(PROBLEM):
In the records, find each line where "this" occurs, and copy it.

STORED DATA START

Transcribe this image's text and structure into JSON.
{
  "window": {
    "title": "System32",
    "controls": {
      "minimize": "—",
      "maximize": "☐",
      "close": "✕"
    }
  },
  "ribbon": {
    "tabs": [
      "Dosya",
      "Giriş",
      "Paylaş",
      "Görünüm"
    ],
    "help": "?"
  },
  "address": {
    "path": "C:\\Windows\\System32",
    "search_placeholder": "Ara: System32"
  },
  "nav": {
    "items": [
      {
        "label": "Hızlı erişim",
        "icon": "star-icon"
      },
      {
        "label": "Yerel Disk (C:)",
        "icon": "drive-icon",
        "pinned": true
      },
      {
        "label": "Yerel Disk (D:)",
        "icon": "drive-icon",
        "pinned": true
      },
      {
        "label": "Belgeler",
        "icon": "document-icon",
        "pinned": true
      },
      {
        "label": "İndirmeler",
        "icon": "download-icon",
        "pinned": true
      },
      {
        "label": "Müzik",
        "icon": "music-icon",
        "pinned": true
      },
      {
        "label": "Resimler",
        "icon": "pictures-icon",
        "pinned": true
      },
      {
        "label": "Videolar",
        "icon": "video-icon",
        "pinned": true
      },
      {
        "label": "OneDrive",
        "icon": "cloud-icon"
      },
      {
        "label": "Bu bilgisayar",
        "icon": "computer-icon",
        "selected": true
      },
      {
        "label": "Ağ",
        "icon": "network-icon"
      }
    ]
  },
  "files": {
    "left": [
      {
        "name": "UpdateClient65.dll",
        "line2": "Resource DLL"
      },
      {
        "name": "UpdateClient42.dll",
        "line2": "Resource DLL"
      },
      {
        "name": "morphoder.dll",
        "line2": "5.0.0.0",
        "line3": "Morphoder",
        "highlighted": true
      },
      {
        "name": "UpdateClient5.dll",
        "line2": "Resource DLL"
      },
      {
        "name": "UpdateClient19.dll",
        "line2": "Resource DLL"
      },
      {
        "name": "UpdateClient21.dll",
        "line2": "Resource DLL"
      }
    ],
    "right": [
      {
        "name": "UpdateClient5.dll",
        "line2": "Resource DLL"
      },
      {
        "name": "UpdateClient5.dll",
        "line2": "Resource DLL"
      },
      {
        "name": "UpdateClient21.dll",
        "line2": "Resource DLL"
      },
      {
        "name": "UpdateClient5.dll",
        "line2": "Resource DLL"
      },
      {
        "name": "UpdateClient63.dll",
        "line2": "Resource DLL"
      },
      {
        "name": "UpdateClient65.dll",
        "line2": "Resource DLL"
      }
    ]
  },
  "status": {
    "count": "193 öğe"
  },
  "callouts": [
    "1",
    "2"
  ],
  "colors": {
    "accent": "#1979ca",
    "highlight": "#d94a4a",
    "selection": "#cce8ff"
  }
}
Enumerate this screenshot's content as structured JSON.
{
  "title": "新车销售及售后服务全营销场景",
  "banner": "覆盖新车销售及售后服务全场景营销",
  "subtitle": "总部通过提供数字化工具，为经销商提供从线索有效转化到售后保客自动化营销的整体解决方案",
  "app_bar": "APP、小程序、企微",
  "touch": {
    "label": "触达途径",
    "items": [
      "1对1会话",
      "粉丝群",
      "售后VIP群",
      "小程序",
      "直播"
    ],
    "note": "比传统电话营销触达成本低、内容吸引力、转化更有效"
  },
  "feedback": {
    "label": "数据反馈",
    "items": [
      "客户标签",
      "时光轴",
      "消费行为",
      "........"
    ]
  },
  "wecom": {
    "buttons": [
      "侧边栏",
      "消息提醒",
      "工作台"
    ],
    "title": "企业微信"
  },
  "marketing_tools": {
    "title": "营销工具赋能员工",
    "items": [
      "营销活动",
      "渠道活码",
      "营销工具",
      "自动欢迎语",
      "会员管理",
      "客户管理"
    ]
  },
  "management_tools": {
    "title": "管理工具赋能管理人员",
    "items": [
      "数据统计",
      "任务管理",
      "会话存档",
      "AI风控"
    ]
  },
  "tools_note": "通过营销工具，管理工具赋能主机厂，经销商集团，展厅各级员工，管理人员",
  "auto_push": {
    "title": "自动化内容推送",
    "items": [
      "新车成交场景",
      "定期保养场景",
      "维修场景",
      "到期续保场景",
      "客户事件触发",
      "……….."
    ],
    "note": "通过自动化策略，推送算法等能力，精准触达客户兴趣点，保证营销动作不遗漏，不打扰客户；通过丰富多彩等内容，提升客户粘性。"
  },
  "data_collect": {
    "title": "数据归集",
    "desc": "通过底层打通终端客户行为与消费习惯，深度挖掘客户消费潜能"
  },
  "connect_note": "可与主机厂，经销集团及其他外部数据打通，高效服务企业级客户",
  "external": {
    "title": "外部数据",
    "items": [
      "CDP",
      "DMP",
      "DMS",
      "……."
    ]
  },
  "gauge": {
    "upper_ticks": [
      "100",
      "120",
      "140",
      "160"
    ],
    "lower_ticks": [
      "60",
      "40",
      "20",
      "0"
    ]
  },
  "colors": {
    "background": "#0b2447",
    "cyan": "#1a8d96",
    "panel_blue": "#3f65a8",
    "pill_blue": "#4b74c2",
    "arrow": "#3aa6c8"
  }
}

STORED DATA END

(TASK ANSWER):
Transcribe this image's text and structure into JSON.
Enumerate this screenshot's content as structured JSON.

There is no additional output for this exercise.